[Website and app data records]
-- Opening Marker --
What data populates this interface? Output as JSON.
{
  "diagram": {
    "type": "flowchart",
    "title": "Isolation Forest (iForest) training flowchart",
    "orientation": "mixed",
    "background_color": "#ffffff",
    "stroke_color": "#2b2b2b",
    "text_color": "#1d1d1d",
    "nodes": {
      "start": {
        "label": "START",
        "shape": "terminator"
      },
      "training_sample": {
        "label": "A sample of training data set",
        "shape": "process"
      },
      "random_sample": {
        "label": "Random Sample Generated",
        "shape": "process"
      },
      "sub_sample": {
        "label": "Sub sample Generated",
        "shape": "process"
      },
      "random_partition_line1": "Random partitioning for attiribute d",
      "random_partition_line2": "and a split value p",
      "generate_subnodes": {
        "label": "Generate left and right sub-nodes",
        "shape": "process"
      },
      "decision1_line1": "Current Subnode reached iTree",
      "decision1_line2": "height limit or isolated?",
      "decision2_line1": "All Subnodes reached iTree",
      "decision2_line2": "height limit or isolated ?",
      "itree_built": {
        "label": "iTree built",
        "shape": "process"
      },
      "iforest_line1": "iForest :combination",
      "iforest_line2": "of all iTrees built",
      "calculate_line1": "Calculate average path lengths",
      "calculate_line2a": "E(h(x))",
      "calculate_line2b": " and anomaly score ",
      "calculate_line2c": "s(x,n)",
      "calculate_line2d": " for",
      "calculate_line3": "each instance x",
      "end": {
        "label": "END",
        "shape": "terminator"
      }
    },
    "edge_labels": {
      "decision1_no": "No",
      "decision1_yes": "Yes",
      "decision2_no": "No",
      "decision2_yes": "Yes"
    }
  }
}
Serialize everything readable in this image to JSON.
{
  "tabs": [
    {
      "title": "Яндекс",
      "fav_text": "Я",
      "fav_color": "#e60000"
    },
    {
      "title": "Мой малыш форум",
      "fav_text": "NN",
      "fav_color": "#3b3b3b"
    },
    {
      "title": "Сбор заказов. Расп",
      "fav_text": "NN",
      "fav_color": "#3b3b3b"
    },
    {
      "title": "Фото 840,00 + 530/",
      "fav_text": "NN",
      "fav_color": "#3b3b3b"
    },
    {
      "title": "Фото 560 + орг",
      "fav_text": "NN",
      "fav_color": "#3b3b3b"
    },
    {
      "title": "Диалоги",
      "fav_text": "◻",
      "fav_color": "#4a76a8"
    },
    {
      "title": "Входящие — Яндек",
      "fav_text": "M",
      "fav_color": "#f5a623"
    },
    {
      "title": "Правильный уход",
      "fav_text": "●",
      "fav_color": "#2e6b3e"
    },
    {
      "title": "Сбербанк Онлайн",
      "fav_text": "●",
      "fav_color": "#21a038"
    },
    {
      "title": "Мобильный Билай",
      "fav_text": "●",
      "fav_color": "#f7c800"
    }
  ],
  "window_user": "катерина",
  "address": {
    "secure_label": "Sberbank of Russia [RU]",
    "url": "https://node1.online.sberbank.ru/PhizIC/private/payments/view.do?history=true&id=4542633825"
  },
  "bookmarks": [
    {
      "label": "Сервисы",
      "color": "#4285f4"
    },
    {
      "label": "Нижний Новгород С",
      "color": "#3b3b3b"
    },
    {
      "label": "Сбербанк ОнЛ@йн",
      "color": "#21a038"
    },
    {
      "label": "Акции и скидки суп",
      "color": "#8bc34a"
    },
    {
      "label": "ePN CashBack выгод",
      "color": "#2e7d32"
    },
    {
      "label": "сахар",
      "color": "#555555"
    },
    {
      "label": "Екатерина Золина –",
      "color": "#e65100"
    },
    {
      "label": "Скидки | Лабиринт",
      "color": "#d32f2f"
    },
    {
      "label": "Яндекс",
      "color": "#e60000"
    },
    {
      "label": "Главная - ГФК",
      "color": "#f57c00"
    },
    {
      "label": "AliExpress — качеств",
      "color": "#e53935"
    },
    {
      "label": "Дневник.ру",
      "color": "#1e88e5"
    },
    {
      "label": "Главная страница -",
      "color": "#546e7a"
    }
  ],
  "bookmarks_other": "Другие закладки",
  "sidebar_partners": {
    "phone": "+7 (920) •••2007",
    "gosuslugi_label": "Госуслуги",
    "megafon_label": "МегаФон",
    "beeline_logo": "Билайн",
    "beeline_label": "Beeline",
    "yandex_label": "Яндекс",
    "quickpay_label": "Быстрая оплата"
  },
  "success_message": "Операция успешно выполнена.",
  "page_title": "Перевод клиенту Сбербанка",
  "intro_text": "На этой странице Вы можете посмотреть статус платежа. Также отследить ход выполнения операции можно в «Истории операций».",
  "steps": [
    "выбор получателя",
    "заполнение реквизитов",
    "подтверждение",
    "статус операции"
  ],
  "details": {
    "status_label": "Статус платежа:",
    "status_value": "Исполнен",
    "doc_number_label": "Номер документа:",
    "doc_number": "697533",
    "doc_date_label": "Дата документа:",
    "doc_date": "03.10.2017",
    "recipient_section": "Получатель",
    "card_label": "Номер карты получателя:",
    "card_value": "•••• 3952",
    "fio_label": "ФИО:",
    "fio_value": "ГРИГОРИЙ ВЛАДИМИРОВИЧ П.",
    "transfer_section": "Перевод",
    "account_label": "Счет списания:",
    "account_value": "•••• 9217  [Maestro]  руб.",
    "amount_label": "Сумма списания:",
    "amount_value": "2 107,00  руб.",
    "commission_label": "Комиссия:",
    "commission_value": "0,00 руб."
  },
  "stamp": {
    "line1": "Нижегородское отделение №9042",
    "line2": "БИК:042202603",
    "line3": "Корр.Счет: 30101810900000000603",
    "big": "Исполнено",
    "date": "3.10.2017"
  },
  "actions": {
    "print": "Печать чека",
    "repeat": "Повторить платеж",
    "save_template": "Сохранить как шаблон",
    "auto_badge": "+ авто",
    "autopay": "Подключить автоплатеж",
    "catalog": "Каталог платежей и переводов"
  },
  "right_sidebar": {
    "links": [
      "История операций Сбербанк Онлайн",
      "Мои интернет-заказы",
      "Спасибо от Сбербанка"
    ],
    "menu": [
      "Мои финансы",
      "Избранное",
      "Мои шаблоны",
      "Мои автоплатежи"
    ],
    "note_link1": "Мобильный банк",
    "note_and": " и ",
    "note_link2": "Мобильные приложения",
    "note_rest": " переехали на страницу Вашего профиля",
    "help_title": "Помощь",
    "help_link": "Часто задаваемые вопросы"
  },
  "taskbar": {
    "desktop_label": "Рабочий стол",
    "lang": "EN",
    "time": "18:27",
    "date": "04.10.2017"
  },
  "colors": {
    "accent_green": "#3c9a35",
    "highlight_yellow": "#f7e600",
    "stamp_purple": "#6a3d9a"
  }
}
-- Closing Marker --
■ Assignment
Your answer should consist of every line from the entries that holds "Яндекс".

■ Output of the task
      "title": "Яндекс",
      "label": "Яндекс",
    "yandex_label": "Яндекс",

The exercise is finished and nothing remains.